Yes, it is mandatory that you attend the manual version of this course and no other of our course titles can be substituted. Anatomy Trains in Structure & Function workshop is always offered in the same location as the training on the weekend prior to the start of Part One.

How can I complete the requirement to receive an SI series if there are no practitioners near where I live?

Anatomy Trains may be able to help you find a practitioner, or if none are available we will provide the names of practitioners in the vicinity of the training so you can arrange to receive the sessions during Part One and Part Two.

What if I can’t get all the sessions done before the start of Part I?

As long as you have received about half of the series before Part One, you can complete the remainder while in the training. You must have the series done by the end of Part Two.

Can I apply for ATSI if I have not graduated from a manual therapy school?

Many graduates who have started our program without a background in manual therapy have completed all courses and established successful and rewarding careers in Structural Integration.

To assist candidates who do not have (or have very limited) previous training in a form of manual therapy, we have created a Mentorship Pathway to provide the basic skills and understanding needed to begin the full ATSI training, and to build on throughout the program for maximum benefit. Click here for the full Pathway for Movement Professionals. Click here for the Mentorship Checklist.

What if I don’t have a massage license?
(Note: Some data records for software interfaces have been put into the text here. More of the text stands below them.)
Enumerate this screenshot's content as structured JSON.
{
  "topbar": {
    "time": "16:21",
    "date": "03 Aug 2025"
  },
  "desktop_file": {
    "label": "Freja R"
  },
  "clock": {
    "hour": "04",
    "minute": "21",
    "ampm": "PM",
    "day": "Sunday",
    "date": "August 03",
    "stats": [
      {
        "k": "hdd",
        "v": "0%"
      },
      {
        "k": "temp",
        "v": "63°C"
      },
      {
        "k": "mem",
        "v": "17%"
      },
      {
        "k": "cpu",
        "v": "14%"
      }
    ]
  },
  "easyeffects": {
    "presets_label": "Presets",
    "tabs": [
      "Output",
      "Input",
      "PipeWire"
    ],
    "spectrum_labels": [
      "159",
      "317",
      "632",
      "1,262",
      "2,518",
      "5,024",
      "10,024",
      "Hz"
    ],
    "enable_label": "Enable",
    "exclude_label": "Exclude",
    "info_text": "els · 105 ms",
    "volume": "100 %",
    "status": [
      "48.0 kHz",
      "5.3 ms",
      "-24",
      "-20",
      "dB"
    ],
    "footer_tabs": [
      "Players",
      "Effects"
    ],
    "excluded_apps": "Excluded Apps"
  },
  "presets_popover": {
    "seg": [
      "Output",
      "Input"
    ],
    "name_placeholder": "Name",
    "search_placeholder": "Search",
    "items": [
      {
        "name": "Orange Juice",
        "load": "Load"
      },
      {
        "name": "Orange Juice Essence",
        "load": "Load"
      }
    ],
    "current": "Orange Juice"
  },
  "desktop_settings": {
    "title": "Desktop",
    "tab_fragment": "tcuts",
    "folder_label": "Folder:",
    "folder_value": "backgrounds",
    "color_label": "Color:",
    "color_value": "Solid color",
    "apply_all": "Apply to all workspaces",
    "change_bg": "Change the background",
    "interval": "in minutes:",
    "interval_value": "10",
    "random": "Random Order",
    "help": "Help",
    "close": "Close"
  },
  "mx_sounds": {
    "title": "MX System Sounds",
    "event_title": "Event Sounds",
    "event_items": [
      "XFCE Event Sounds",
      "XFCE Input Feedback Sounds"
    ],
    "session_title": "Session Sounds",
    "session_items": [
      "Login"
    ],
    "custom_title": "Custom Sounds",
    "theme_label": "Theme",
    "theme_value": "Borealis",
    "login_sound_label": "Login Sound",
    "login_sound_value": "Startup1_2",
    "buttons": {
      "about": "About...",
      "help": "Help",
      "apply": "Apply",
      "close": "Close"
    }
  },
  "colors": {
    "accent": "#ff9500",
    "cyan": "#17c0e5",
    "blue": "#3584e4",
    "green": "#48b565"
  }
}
If a license to touch is legally required in your state, you must be able to provide Anatomy Trains with a copy in order to be accepted. We have allowed for some students to attend who will receive their license by the time they graduate.

Is there any financial assistance for ATSI?

Anatomy Trains does not offer financial aid or loan programs for the ATSI Training. We do allow students to pay in increments, breaking the tuition into five payments due before the start of each of the 5 sessions.
The ATSI Certification Program is approved under the GI Bill and for those who qualify, their tuition will be paid in full.

Anatomy Trains Short Courses

What Anatomy Trains courses are right for me?

If you are new to Anatomy Trains, take a look at our webpage here to help guide you with where to start!

Can I get CE credit for an Anatomy Trains workshop?

Anatomy Trains workshops for manual therapists are approved for CE credit by NCBTMB. Anatomy Trains courses for movement therapists are approved by National Pilates Certification Program (NPCP), the National Academy of Sports Medicine (NASM) and NCBTMB.

Can I get CE credit for the On Demand Learning videos?

Most On Demand Learning videos are approved for Continuing Education (CE) credits. Each video will indicate how many CEs it is approved for on the listing.

How can I get CE credit from other boards?

If you are able to petition for outside credits with your board, Anatomy Trains can provide course information including a detailed outline with learning objectives and a curriculum breakdown upon request.

On Demand Learning Videos

How do I watch an On Demand Learning video?

To access an On Demand Learning video, log into the account you made when you purchased the video. Click on “My Account” or “Login” on the top right hand side of the website. Once in your account, you’ll see “My Videos” option where you can access your On Demand Learning videos, indefinitely. Each video’s quiz to earn CE’s can be found beneath it.

How do I receive a CE credit for an On Demand Learning Video?

You’ll receive an email from the website stating your earned continuing education credit once you’ve successfully completed a quiz. You can also log into your “My Account” and click on “Dashboard” to view all CEU certificates you have earned. We award 1 CE credit per hour or so of video time, or per quiz.